◆ Exercise directions
Every line below that holds the word "heading" must be listed.

[Component data from apps and pages]
________________________________________
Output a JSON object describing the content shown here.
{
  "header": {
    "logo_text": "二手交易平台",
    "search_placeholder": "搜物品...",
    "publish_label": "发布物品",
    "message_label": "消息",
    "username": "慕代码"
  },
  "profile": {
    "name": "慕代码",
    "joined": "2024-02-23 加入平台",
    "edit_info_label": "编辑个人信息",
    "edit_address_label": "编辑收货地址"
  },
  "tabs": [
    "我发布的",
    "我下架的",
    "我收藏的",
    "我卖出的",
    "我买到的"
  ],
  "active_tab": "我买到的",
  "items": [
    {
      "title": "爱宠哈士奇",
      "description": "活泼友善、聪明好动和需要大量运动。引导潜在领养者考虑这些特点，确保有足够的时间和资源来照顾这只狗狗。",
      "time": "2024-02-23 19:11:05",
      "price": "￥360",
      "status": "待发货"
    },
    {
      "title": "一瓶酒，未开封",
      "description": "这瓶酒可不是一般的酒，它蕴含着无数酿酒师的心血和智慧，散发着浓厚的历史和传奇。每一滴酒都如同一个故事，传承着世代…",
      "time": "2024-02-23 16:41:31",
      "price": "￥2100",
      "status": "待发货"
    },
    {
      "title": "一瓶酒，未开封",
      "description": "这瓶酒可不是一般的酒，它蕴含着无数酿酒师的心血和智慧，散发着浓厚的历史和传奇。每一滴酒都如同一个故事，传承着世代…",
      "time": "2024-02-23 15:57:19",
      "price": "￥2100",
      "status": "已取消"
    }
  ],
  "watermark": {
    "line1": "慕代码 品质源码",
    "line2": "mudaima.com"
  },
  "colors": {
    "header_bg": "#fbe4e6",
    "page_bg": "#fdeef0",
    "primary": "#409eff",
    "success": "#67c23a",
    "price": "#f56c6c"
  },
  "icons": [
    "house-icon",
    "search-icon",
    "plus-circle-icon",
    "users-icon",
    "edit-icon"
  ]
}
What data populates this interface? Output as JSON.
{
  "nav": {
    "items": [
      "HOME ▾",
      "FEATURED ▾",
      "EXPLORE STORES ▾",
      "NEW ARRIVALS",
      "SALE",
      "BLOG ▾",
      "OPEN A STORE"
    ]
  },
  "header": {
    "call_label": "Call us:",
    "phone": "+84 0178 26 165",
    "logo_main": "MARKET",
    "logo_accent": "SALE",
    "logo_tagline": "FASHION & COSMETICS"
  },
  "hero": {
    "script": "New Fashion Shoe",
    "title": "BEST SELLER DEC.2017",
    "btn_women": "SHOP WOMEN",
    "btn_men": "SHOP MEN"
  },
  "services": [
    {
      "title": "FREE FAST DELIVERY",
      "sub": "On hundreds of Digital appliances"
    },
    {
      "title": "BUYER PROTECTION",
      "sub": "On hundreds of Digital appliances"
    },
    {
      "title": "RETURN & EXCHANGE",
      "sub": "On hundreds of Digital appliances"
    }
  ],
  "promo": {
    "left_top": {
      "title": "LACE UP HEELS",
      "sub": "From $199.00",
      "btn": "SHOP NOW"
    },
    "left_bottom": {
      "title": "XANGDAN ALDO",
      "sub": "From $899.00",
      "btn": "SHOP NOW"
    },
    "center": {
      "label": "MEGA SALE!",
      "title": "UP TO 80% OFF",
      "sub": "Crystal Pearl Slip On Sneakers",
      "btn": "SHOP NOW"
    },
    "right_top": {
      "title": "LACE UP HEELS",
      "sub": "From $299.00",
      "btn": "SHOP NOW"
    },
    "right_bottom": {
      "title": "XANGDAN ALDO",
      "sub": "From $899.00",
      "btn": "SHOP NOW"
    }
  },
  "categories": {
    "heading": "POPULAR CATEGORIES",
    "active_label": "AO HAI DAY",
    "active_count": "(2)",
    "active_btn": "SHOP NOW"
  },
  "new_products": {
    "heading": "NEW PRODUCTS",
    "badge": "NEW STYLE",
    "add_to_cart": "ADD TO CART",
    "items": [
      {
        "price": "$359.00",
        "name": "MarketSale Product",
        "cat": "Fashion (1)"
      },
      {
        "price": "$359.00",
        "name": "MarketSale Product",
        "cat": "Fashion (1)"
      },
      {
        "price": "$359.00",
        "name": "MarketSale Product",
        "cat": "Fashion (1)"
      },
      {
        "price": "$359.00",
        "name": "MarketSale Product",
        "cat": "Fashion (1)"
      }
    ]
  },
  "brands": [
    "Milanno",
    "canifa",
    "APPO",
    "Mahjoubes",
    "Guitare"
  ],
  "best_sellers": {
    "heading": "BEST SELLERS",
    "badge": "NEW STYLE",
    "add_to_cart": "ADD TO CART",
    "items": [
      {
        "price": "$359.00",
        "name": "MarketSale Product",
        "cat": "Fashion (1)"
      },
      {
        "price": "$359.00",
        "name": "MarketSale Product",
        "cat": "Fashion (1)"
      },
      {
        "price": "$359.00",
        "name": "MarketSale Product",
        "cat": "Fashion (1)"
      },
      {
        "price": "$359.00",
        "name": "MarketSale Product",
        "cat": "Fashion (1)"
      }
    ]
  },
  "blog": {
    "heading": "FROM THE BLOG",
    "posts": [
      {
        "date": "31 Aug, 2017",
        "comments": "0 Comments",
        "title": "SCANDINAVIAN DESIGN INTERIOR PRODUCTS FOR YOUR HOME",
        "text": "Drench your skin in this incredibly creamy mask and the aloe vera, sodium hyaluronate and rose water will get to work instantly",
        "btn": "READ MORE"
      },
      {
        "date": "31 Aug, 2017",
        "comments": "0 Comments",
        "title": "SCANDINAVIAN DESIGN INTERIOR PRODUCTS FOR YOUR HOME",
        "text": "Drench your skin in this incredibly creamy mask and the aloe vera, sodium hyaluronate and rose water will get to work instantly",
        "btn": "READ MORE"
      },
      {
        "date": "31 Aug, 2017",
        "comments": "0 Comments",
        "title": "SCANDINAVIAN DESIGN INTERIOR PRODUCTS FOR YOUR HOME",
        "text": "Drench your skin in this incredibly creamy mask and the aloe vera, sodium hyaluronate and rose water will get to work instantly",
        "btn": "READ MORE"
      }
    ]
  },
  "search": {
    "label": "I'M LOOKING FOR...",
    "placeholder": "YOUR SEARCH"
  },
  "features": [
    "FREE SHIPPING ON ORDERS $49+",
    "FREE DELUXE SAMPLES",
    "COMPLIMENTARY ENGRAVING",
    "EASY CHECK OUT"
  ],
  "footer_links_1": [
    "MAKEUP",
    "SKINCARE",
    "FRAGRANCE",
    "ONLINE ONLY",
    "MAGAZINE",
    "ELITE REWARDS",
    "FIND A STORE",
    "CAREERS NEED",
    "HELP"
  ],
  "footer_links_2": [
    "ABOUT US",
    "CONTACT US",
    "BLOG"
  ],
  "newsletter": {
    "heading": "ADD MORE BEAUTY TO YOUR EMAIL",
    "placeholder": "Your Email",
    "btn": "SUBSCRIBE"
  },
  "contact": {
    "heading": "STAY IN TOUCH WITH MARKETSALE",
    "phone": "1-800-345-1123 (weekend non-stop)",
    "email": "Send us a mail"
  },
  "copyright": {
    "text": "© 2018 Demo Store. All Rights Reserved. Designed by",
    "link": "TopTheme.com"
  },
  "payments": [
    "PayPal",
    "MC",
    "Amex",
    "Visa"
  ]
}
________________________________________
◆ Exercise answer
    "heading": "POPULAR CATEGORIES",
    "heading": "NEW PRODUCTS",
    "heading": "BEST SELLERS",
    "heading": "FROM THE BLOG",
    "heading": "ADD MORE BEAUTY TO YOUR EMAIL",
    "heading": "STAY IN TOUCH WITH MARKETSALE",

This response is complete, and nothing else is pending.